Recall that ancestors from Alsace were quite mobile and that this makes them difficult to research. For a long time, French genealogy societies, called cercles, have been heroically going through, town by town, all of the parish and civil registrations and extracting names and dates. It is painstaking work, as anyone who has looked through the registers on the Departmental Archives websites will know.
The extracted names then are put in alphabetical order and listed in booklets sold by the societies, by town name and type of registration, e.g. "Commune X - Naissances". Thus, one could buy a booklet for all of the births for a town dating from, for example, 1669 to 1870. It would list the names of the children, the parents, any godparents and give the date of the baptism or birth registration. Armed with that, the researcher could then find the registration at the Departmental Archives or on their website and make a copy.
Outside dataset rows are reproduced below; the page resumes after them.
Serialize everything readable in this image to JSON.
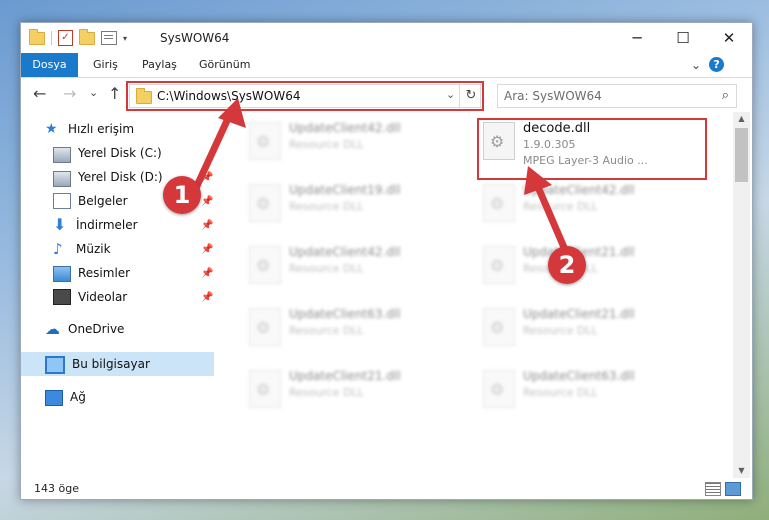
{
  "window": {
    "title": "SysWOW64",
    "controls": {
      "minimize": "─",
      "maximize": "☐",
      "close": "✕"
    }
  },
  "qat": {
    "dropdown": "▾"
  },
  "ribbon": {
    "tabs": [
      {
        "label": "Dosya"
      },
      {
        "label": "Giriş"
      },
      {
        "label": "Paylaş"
      },
      {
        "label": "Görünüm"
      }
    ],
    "chevron": "⌄",
    "help": "?"
  },
  "nav": {
    "back": "←",
    "forward": "→",
    "recent": "⌄",
    "up": "↑",
    "address": "C:\\Windows\\SysWOW64",
    "address_dropdown": "⌄",
    "refresh": "↻",
    "search_placeholder": "Ara: SysWOW64",
    "search_icon": "⌕"
  },
  "sidebar": {
    "items": [
      {
        "label": "Hızlı erişim",
        "icon": "star-icon"
      },
      {
        "label": "Yerel Disk (C:)",
        "icon": "drive-icon"
      },
      {
        "label": "Yerel Disk (D:)",
        "icon": "drive-icon"
      },
      {
        "label": "Belgeler",
        "icon": "documents-icon"
      },
      {
        "label": "İndirmeler",
        "icon": "downloads-icon"
      },
      {
        "label": "Müzik",
        "icon": "music-icon"
      },
      {
        "label": "Resimler",
        "icon": "pictures-icon"
      },
      {
        "label": "Videolar",
        "icon": "videos-icon"
      },
      {
        "label": "OneDrive",
        "icon": "cloud-icon"
      },
      {
        "label": "Bu bilgisayar",
        "icon": "computer-icon"
      },
      {
        "label": "Ağ",
        "icon": "network-icon"
      }
    ],
    "pin_glyph": "📌"
  },
  "files": [
    {
      "name": "UpdateClient42.dll",
      "type": "Resource DLL"
    },
    {
      "name": "decode.dll",
      "version": "1.9.0.305",
      "type": "MPEG Layer-3 Audio ..."
    },
    {
      "name": "UpdateClient19.dll",
      "type": "Resource DLL"
    },
    {
      "name": "UpdateClient42.dll",
      "type": "Resource DLL"
    },
    {
      "name": "UpdateClient42.dll",
      "type": "Resource DLL"
    },
    {
      "name": "UpdateClient21.dll",
      "type": "Resource DLL"
    },
    {
      "name": "UpdateClient63.dll",
      "type": "Resource DLL"
    },
    {
      "name": "UpdateClient21.dll",
      "type": "Resource DLL"
    },
    {
      "name": "UpdateClient21.dll",
      "type": "Resource DLL"
    },
    {
      "name": "UpdateClient63.dll",
      "type": "Resource DLL"
    }
  ],
  "scroll": {
    "up": "▲",
    "down": "▼"
  },
  "status": {
    "count": "143 öge"
  },
  "annotations": {
    "marker1": "1",
    "marker2": "2"
  },
  "colors": {
    "accent": "#1979ca",
    "highlight": "#d5383b",
    "selection": "#cce4f7"
  }
}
Over the years, the formats changed. From booklets, the extracts, called relevés, were then put on France's early internet, Minitel, now defunct. With the demise of that, the various societies slowly set up their own websites and struggled to convert their often idiosyncratic databases and programmes to something that could be used online and that would also bring them some income. The large, commercial genealogy websites posed a very real threat with their own indexing, until the two began working together to provide quite a boost to the researcher.
Geneanet has worked extensively with the societies and has just announced that it will now have access to the extracts made by the Cercle généalogique d'Alsace (discussed here). This will be an incredible help for all of those who cannot easily read the writing or who would rather not peruse thousands of registers seeking their ancestors.
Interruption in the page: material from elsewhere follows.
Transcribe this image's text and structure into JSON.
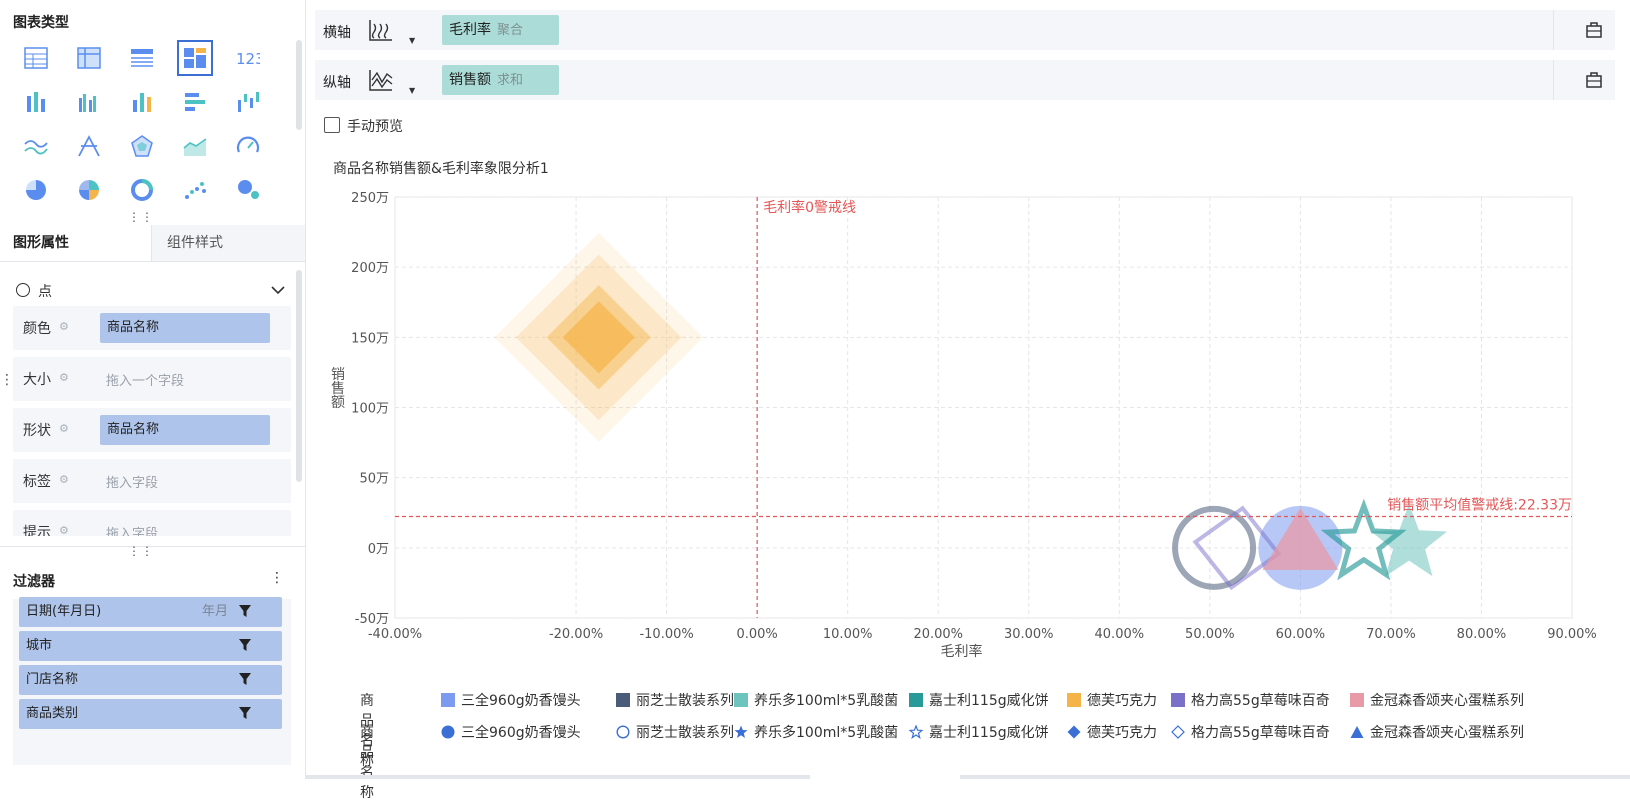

As explained on the Geneanet blog, the most direct way to search just the Alsace collection is to go to the search page entitled Genealogy Society Indexes. As their global searches produce quite messy results, this is the recommended way to conduct a focused search. You must have a "Premium" subscription to Geneanet to view the results. This costs forty euros per year, while joining the cercle costs fifty-eight euros, although you would receive their Bulletin as well.
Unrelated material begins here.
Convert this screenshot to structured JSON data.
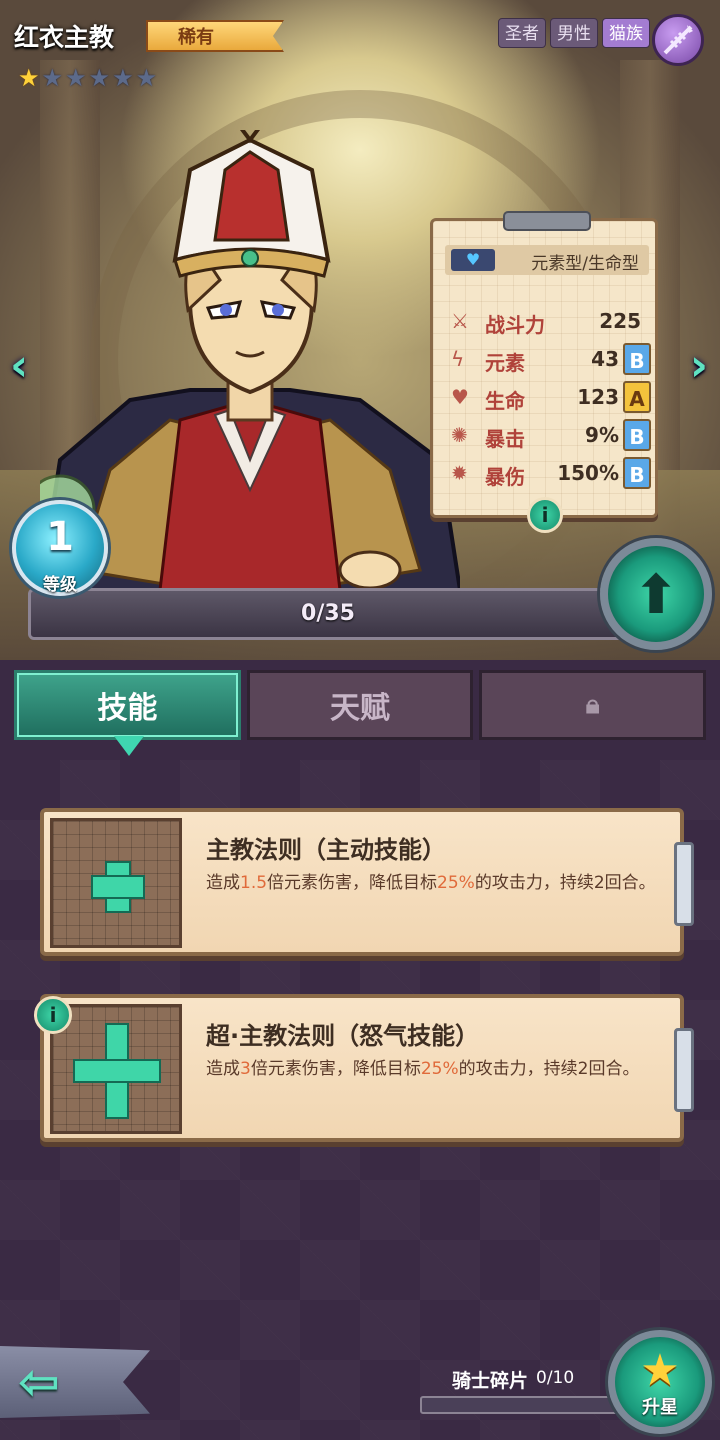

This new avenue should be of great help to many of you, Dear Readers!
©2018 Anne Morddel